**WHAT THE TASK REQUIRES:** Report the lines of the data below that contain the string "marquee".

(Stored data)

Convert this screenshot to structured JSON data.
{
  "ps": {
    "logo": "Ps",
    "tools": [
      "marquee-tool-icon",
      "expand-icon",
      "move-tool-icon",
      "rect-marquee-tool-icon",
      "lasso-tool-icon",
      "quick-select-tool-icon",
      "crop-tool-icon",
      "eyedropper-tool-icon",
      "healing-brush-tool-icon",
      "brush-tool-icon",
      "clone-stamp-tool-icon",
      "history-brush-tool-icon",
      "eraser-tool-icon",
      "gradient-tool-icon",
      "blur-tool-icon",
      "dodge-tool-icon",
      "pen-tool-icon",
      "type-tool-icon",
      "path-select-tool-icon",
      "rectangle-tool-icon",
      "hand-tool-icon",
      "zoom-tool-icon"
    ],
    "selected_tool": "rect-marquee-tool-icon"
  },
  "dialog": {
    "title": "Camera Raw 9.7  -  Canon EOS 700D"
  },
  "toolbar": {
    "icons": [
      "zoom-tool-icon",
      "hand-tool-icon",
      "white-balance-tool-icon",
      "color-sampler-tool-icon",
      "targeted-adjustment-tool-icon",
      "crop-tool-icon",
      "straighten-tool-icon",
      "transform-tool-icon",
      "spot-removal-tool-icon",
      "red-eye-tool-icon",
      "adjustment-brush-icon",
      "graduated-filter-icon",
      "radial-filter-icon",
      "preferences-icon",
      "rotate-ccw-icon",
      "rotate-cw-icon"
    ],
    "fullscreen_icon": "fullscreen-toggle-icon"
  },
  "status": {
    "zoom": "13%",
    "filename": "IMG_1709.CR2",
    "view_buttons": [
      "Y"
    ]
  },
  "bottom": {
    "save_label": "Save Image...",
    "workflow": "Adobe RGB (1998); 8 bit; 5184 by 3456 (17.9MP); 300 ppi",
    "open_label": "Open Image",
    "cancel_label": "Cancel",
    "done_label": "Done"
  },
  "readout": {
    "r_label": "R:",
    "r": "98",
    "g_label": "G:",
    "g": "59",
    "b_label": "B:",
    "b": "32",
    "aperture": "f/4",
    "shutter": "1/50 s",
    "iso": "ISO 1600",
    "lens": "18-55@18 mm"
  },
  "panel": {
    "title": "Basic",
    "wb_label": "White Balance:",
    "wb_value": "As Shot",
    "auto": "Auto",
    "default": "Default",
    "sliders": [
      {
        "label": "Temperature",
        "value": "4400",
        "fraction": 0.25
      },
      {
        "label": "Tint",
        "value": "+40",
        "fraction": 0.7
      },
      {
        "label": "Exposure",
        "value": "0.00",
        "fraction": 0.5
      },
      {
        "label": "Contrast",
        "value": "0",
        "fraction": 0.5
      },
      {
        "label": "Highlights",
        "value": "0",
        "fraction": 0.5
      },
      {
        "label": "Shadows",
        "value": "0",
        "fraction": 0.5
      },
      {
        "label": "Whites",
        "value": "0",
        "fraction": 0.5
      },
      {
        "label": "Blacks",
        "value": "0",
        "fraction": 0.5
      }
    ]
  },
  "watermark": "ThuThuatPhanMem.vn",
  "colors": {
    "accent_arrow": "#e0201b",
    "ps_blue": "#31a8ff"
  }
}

**ANSWER BOX:**
      "marquee-tool-icon",
      "rect-marquee-tool-icon",
    "selected_tool": "rect-marquee-tool-icon"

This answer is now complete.